◆ THE TASK
Every entry in the listing is to be reproduced exactly.

:: MATERIALS PROVIDED

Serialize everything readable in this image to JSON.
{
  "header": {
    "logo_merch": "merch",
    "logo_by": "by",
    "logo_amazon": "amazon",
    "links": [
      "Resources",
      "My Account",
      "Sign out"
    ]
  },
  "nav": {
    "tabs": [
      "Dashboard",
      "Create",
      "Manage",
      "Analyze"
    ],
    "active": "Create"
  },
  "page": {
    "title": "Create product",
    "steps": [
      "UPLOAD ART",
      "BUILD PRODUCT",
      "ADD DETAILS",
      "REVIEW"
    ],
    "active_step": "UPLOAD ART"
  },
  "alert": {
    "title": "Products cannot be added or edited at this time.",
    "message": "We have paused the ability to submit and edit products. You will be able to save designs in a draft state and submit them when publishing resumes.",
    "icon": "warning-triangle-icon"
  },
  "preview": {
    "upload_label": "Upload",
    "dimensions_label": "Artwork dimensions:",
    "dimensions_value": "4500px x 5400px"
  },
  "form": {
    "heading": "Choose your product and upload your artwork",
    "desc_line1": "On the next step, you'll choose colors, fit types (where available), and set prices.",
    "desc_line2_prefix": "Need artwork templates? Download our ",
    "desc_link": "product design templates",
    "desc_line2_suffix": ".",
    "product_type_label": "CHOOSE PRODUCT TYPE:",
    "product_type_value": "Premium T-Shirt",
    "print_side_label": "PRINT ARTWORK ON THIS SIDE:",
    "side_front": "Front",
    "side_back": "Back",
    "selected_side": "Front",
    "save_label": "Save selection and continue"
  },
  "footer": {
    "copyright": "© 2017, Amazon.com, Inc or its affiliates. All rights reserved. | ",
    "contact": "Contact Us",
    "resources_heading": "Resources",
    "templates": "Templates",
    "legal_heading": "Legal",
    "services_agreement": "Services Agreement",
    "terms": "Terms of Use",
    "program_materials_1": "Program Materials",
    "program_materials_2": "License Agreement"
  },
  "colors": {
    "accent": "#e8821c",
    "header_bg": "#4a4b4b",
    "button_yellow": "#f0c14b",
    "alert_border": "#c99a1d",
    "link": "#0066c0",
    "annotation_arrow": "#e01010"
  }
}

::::

◆ SOLUTION FOR THIS TASK
Serialize everything readable in this image to JSON.
{
  "header": {
    "logo_merch": "merch",
    "logo_by": "by",
    "logo_amazon": "amazon",
    "links": [
      "Resources",
      "My Account",
      "Sign out"
    ]
  },
  "nav": {
    "tabs": [
      "Dashboard",
      "Create",
      "Manage",
      "Analyze"
    ],
    "active": "Create"
  },
  "page": {
    "title": "Create product",
    "steps": [
      "UPLOAD ART",
      "BUILD PRODUCT",
      "ADD DETAILS",
      "REVIEW"
    ],
    "active_step": "UPLOAD ART"
  },
  "alert": {
    "title": "Products cannot be added or edited at this time.",
    "message": "We have paused the ability to submit and edit products. You will be able to save designs in a draft state and submit them when publishing resumes.",
    "icon": "warning-triangle-icon"
  },
  "preview": {
    "upload_label": "Upload",
    "dimensions_label": "Artwork dimensions:",
    "dimensions_value": "4500px x 5400px"
  },
  "form": {
    "heading": "Choose your product and upload your artwork",
    "desc_line1": "On the next step, you'll choose colors, fit types (where available), and set prices.",
    "desc_line2_prefix": "Need artwork templates? Download our ",
    "desc_link": "product design templates",
    "desc_line2_suffix": ".",
    "product_type_label": "CHOOSE PRODUCT TYPE:",
    "product_type_value": "Premium T-Shirt",
    "print_side_label": "PRINT ARTWORK ON THIS SIDE:",
    "side_front": "Front",
    "side_back": "Back",
    "selected_side": "Front",
    "save_label": "Save selection and continue"
  },
  "footer": {
    "copyright": "© 2017, Amazon.com, Inc or its affiliates. All rights reserved. | ",
    "contact": "Contact Us",
    "resources_heading": "Resources",
    "templates": "Templates",
    "legal_heading": "Legal",
    "services_agreement": "Services Agreement",
    "terms": "Terms of Use",
    "program_materials_1": "Program Materials",
    "program_materials_2": "License Agreement"
  },
  "colors": {
    "accent": "#e8821c",
    "header_bg": "#4a4b4b",
    "button_yellow": "#f0c14b",
    "alert_border": "#c99a1d",
    "link": "#0066c0",
    "annotation_arrow": "#e01010"
  }
}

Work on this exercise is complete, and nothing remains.